Page and application data records
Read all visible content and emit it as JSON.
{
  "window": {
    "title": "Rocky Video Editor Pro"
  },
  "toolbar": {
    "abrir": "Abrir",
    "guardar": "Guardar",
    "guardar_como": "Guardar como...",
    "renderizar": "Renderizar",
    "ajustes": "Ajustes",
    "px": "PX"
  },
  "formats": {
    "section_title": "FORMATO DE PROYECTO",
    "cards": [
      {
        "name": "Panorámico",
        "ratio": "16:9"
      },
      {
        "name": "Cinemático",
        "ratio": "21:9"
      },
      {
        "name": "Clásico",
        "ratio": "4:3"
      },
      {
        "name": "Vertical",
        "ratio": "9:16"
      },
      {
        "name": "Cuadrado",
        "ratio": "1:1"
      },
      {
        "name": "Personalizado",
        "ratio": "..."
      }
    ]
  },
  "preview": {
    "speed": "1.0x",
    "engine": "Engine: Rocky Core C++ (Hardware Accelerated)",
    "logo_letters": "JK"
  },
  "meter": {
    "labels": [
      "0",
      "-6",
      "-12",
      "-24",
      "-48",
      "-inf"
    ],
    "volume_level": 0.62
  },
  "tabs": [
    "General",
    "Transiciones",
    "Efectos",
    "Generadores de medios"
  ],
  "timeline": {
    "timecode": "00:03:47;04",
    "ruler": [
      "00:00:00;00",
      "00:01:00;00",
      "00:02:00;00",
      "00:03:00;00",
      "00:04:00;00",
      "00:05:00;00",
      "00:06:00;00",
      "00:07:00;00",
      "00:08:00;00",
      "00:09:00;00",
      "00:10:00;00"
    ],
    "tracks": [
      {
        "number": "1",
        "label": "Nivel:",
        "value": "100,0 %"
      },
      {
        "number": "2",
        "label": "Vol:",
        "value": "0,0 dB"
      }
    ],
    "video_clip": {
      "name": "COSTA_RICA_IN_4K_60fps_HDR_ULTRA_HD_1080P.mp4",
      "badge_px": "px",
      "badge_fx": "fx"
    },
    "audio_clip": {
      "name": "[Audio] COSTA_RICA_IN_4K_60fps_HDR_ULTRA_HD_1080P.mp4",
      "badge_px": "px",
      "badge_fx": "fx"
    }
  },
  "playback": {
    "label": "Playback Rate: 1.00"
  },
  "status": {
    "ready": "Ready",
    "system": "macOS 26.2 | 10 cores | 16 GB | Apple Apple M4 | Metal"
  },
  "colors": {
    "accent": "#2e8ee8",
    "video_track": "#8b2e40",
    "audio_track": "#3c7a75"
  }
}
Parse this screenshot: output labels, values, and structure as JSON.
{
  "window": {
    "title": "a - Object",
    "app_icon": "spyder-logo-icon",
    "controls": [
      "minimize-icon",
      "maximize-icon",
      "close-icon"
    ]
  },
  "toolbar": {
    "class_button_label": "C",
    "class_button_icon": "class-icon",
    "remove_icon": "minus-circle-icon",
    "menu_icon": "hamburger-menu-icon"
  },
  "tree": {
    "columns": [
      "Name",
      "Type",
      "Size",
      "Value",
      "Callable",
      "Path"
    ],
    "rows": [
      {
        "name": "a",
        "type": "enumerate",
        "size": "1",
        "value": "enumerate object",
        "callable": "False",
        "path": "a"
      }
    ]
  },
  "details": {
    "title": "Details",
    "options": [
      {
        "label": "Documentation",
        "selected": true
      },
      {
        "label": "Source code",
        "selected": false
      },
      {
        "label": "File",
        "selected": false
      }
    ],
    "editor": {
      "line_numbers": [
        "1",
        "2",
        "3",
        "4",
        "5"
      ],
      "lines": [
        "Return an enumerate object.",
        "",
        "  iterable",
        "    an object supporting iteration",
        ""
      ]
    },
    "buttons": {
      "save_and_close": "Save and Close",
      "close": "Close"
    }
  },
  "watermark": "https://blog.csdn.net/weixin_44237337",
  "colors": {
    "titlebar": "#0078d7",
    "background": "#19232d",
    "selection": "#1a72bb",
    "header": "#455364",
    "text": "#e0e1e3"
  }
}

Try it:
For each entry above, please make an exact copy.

Written response:
Read all visible content and emit it as JSON.
{
  "window": {
    "title": "Rocky Video Editor Pro"
  },
  "toolbar": {
    "abrir": "Abrir",
    "guardar": "Guardar",
    "guardar_como": "Guardar como...",
    "renderizar": "Renderizar",
    "ajustes": "Ajustes",
    "px": "PX"
  },
  "formats": {
    "section_title": "FORMATO DE PROYECTO",
    "cards": [
      {
        "name": "Panorámico",
        "ratio": "16:9"
      },
      {
        "name": "Cinemático",
        "ratio": "21:9"
      },
      {
        "name": "Clásico",
        "ratio": "4:3"
      },
      {
        "name": "Vertical",
        "ratio": "9:16"
      },
      {
        "name": "Cuadrado",
        "ratio": "1:1"
      },
      {
        "name": "Personalizado",
        "ratio": "..."
      }
    ]
  },
  "preview": {
    "speed": "1.0x",
    "engine": "Engine: Rocky Core C++ (Hardware Accelerated)",
    "logo_letters": "JK"
  },
  "meter": {
    "labels": [
      "0",
      "-6",
      "-12",
      "-24",
      "-48",
      "-inf"
    ],
    "volume_level": 0.62
  },
  "tabs": [
    "General",
    "Transiciones",
    "Efectos",
    "Generadores de medios"
  ],
  "timeline": {
    "timecode": "00:03:47;04",
    "ruler": [
      "00:00:00;00",
      "00:01:00;00",
      "00:02:00;00",
      "00:03:00;00",
      "00:04:00;00",
      "00:05:00;00",
      "00:06:00;00",
      "00:07:00;00",
      "00:08:00;00",
      "00:09:00;00",
      "00:10:00;00"
    ],
    "tracks": [
      {
        "number": "1",
        "label": "Nivel:",
        "value": "100,0 %"
      },
      {
        "number": "2",
        "label": "Vol:",
        "value": "0,0 dB"
      }
    ],
    "video_clip": {
      "name": "COSTA_RICA_IN_4K_60fps_HDR_ULTRA_HD_1080P.mp4",
      "badge_px": "px",
      "badge_fx": "fx"
    },
    "audio_clip": {
      "name": "[Audio] COSTA_RICA_IN_4K_60fps_HDR_ULTRA_HD_1080P.mp4",
      "badge_px": "px",
      "badge_fx": "fx"
    }
  },
  "playback": {
    "label": "Playback Rate: 1.00"
  },
  "status": {
    "ready": "Ready",
    "system": "macOS 26.2 | 10 cores | 16 GB | Apple Apple M4 | Metal"
  },
  "colors": {
    "accent": "#2e8ee8",
    "video_track": "#8b2e40",
    "audio_track": "#3c7a75"
  }
}
Parse this screenshot: output labels, values, and structure as JSON.
{
  "window": {
    "title": "a - Object",
    "app_icon": "spyder-logo-icon",
    "controls": [
      "minimize-icon",
      "maximize-icon",
      "close-icon"
    ]
  },
  "toolbar": {
    "class_button_label": "C",
    "class_button_icon": "class-icon",
    "remove_icon": "minus-circle-icon",
    "menu_icon": "hamburger-menu-icon"
  },
  "tree": {
    "columns": [
      "Name",
      "Type",
      "Size",
      "Value",
      "Callable",
      "Path"
    ],
    "rows": [
      {
        "name": "a",
        "type": "enumerate",
        "size": "1",
        "value": "enumerate object",
        "callable": "False",
        "path": "a"
      }
    ]
  },
  "details": {
    "title": "Details",
    "options": [
      {
        "label": "Documentation",
        "selected": true
      },
      {
        "label": "Source code",
        "selected": false
      },
      {
        "label": "File",
        "selected": false
      }
    ],
    "editor": {
      "line_numbers": [
        "1",
        "2",
        "3",
        "4",
        "5"
      ],
      "lines": [
        "Return an enumerate object.",
        "",
        "  iterable",
        "    an object supporting iteration",
        ""
      ]
    },
    "buttons": {
      "save_and_close": "Save and Close",
      "close": "Close"
    }
  },
  "watermark": "https://blog.csdn.net/weixin_44237337",
  "colors": {
    "titlebar": "#0078d7",
    "background": "#19232d",
    "selection": "#1a72bb",
    "header": "#455364",
    "text": "#e0e1e3"
  }
}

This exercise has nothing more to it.